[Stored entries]
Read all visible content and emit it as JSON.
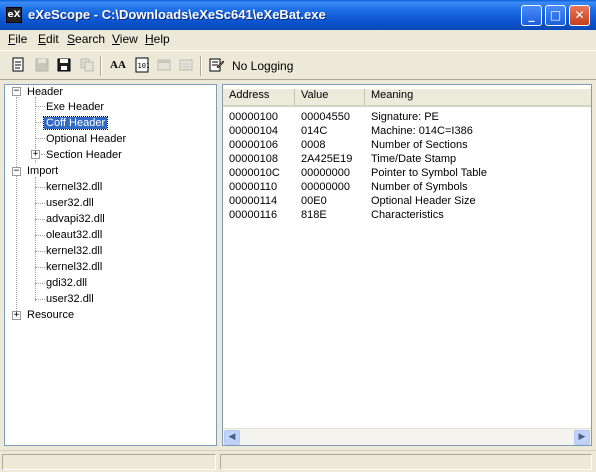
{
  "window": {
    "title": "eXeScope - C:\\Downloads\\eXeSc641\\eXeBat.exe",
    "icon_text": "eX",
    "minimize_icon": "minimize-icon",
    "maximize_icon": "maximize-icon",
    "close_icon": "close-icon"
  },
  "menu": {
    "items": [
      {
        "first": "F",
        "rest": "ile"
      },
      {
        "first": "E",
        "rest": "dit"
      },
      {
        "first": "S",
        "rest": "earch"
      },
      {
        "first": "V",
        "rest": "iew"
      },
      {
        "first": "H",
        "rest": "elp"
      }
    ]
  },
  "toolbar": {
    "logging_label": "No Logging",
    "icons": [
      "new-icon",
      "save-icon",
      "save-all-icon",
      "copy-icon",
      "font-icon",
      "binary-icon",
      "dialog-icon",
      "bitmap-icon",
      "logging-icon"
    ]
  },
  "tree": {
    "header": "Header",
    "exe_header": "Exe Header",
    "coff_header": "Coff Header",
    "optional_header": "Optional Header",
    "section_header": "Section Header",
    "import": "Import",
    "imports": [
      "kernel32.dll",
      "user32.dll",
      "advapi32.dll",
      "oleaut32.dll",
      "kernel32.dll",
      "kernel32.dll",
      "gdi32.dll",
      "user32.dll"
    ],
    "resource": "Resource",
    "expanded_symbol": "−",
    "collapsed_symbol": "+"
  },
  "list": {
    "columns": [
      "Address",
      "Value",
      "Meaning"
    ],
    "rows": [
      {
        "address": "00000100",
        "value": "00004550",
        "meaning": "Signature: PE"
      },
      {
        "address": "00000104",
        "value": "014C",
        "meaning": "Machine: 014C=I386"
      },
      {
        "address": "00000106",
        "value": "0008",
        "meaning": "Number of Sections"
      },
      {
        "address": "00000108",
        "value": "2A425E19",
        "meaning": "Time/Date Stamp"
      },
      {
        "address": "0000010C",
        "value": "00000000",
        "meaning": "Pointer to Symbol Table"
      },
      {
        "address": "00000110",
        "value": "00000000",
        "meaning": "Number of Symbols"
      },
      {
        "address": "00000114",
        "value": "00E0",
        "meaning": "Optional Header Size"
      },
      {
        "address": "00000116",
        "value": "818E",
        "meaning": "Characteristics"
      }
    ]
  },
  "colors": {
    "titlebar": "#0a5fd8",
    "selection": "#316ac5"
  }
}
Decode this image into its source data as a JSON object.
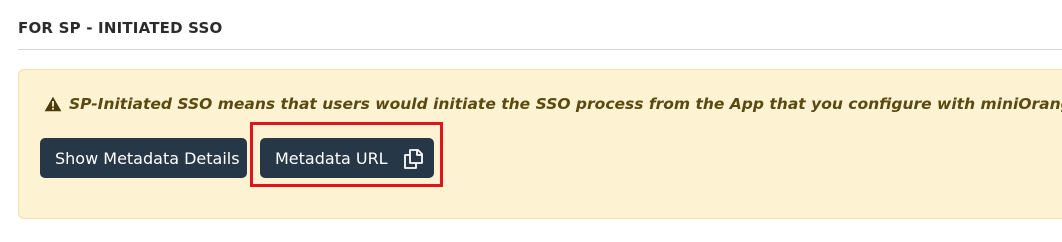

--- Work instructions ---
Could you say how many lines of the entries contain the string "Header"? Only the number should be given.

--- Expected answer ---
6